“He was shocked, completely shocked,” says Joanne. “And the thing with my dad is, because he’s had a number of strokes, it takes him a long time to process information, an awful lot longer than it would for myself or anyone else.” Nevertheless, 75-year-old Joe was game to meet his “little brother” for the very first time.
A lump forms in Joanne’s throat as she recalls pushing her father in his wheelchair into the hotel lobby.
“My Uncle Rodger…he just walked straight towards my dad and went on his knees and gave him the biggest hug,” she says. “We were all crying; we all just were so full of emotion.”

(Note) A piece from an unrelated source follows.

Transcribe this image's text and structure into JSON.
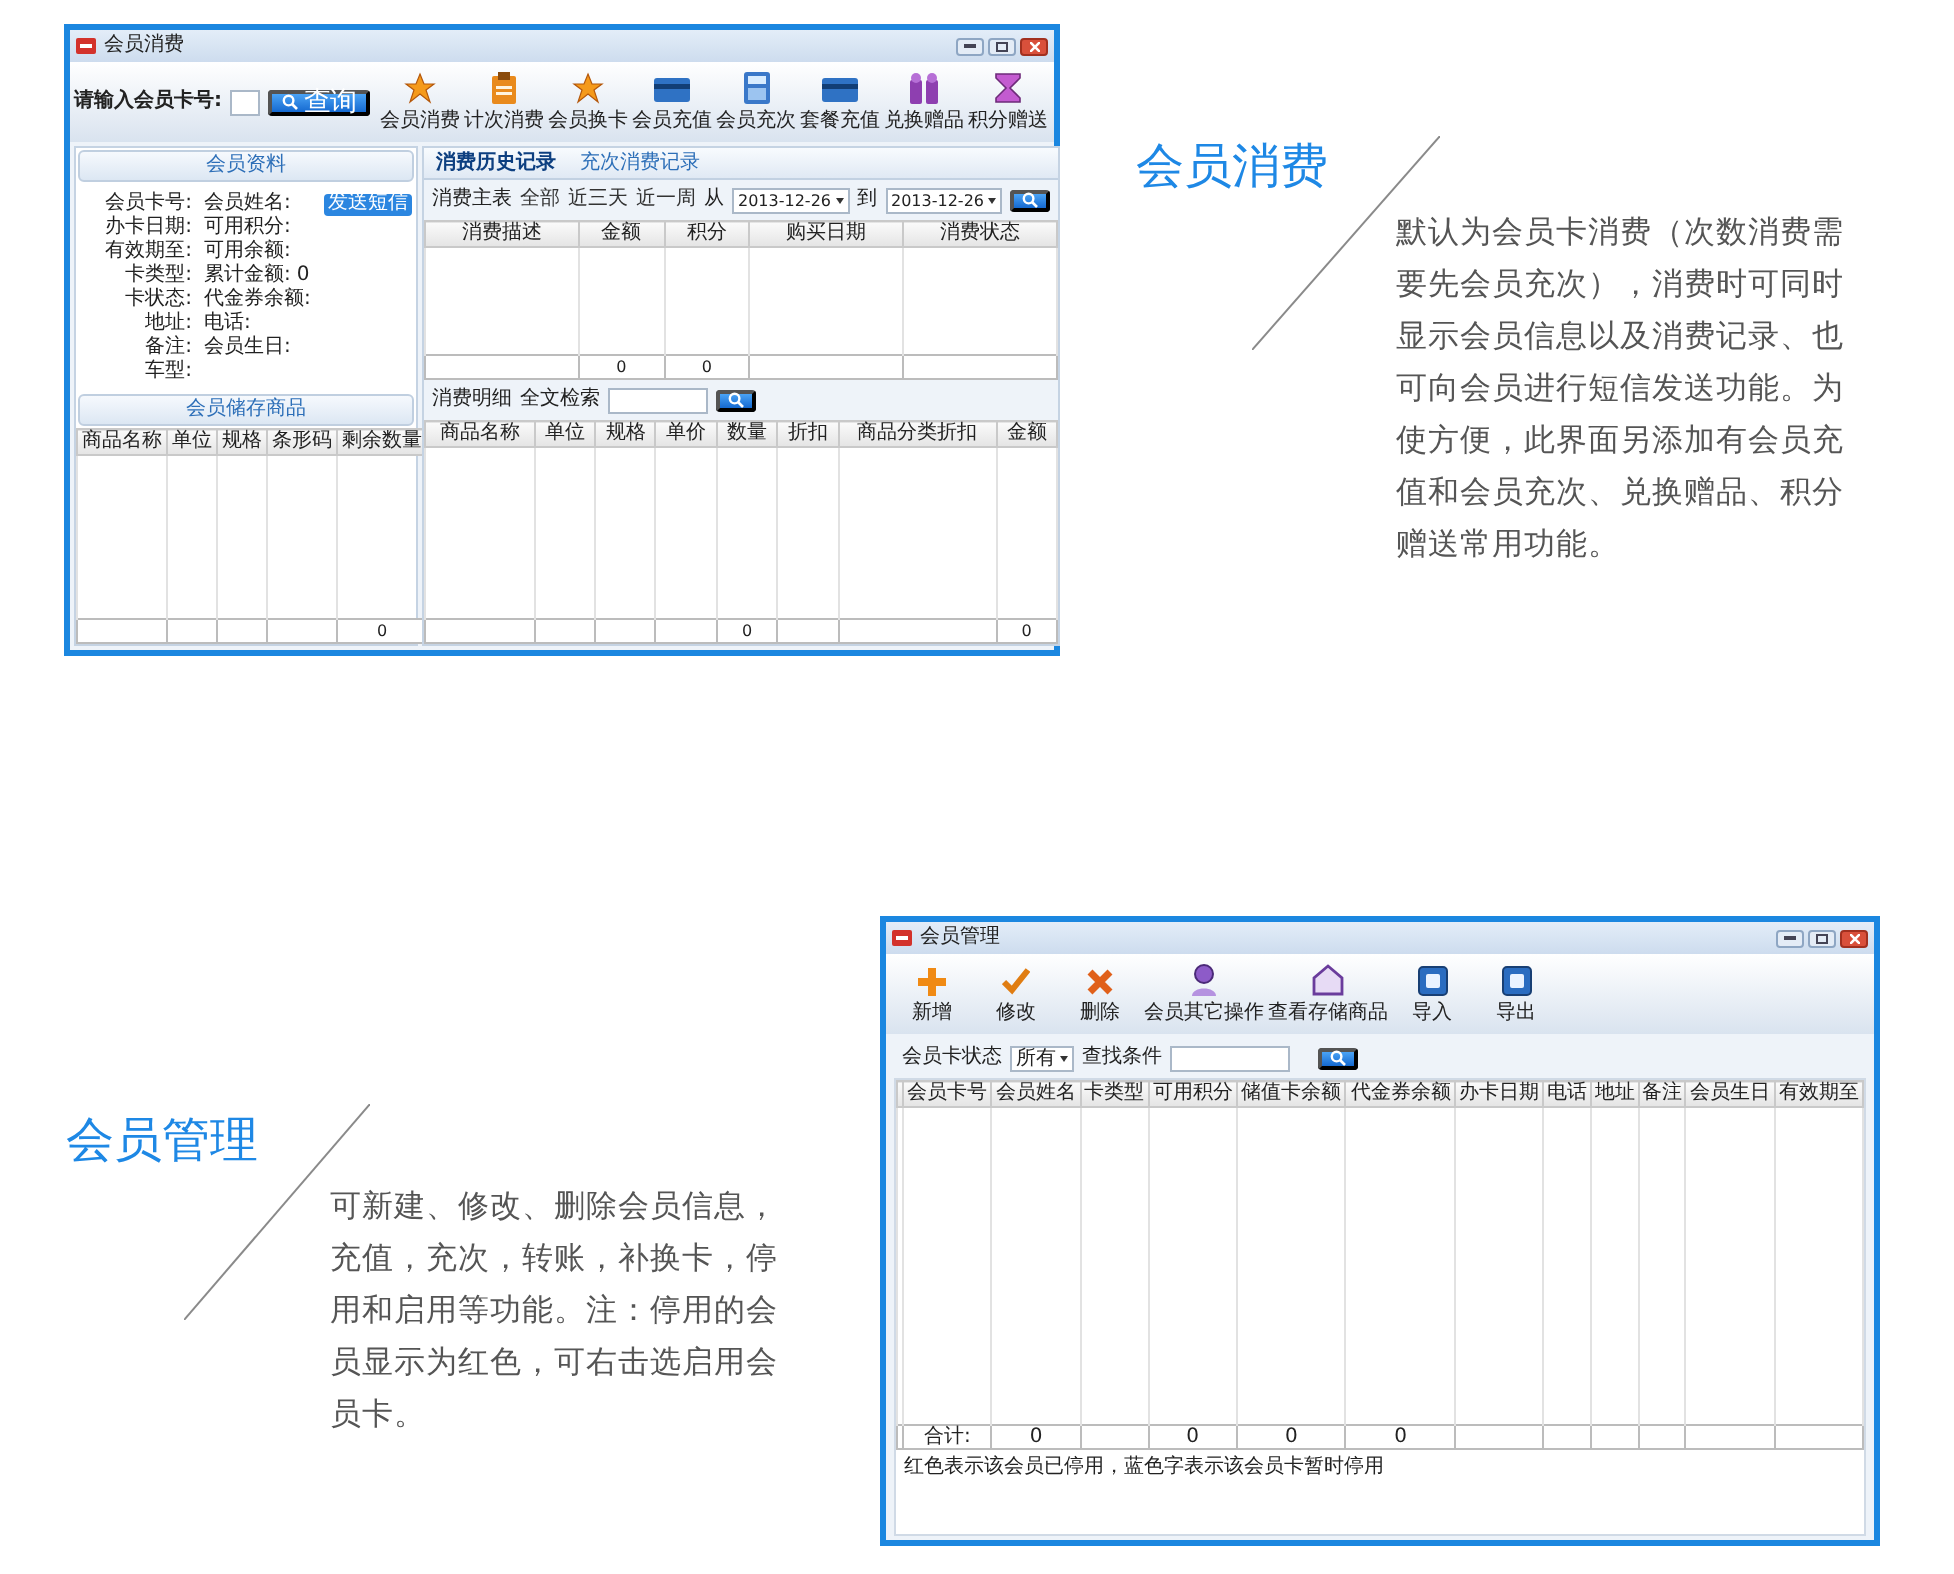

An ocean apart their whole lives, the two men quickly learned they have more in common than most siblings raised under the same roof. Rodger and Joe were both career accountants. They share a lifelong love of sports. Their favourite dessert? Apple crisp. But the most striking tie that binds them is also the most touching: both Rodger and Joe grew up as only children. They are each other’s only sibling.
“It is something that, growing up as an only child, you miss. And as you get older you miss the fact that there are no nieces or nephews,” says Rodger. (In addition to Joanne, Joe has two other daughters and a son.)
That meeting was painfully short - after 90 minutes, Rodger and his family had to leave for their trip home. So three months later, Rodger and Joyce returned to Aberdeen.
“[Joe] was very much looking forward to Rodger and Joyce coming back when they came over in November, and he was happy to spend every day with them… And in my mind that makes me think that he is very happy about it all, even though he’s not really able to say it,” says Joanne, explaining he’s had difficulty communicating since his strokes.
The two sides of the family have swapped stories about the past, including what they’re sure was a true love story between Joseph Sr. and Joe’s late mother, Emily. Joanne believes the pair met in Aberdeen while Joseph Sr. stayed at a boarding house run by Emily and her mother. Owing to her role in the family business, Joanne wonders if Emily was reluctant to follow her sweetheart back to his homeland. Whatever the reason for their parting, the family believes it was amicable. Five years following his return from Scotland, Joseph Sr. married Rodger’s mom.
“I’m sure he thought about his son in Scotland because he wasn’t the type that would forget that,” says Rodger, adding his father was a good family man.
If his father were alive today, Rodger imagines he’d be pleased to see that his two sons had finally found their way to each other. And while it might have taken nearly a lifetime, good things come to those who wait.
“We feel as close to that branch of our family as we do to any family members,” says Joyce.
“I’m happy we didn’t stop looking,” concludes a tearful Rodger. “I think it was meant to be.”
- by Ashley Miller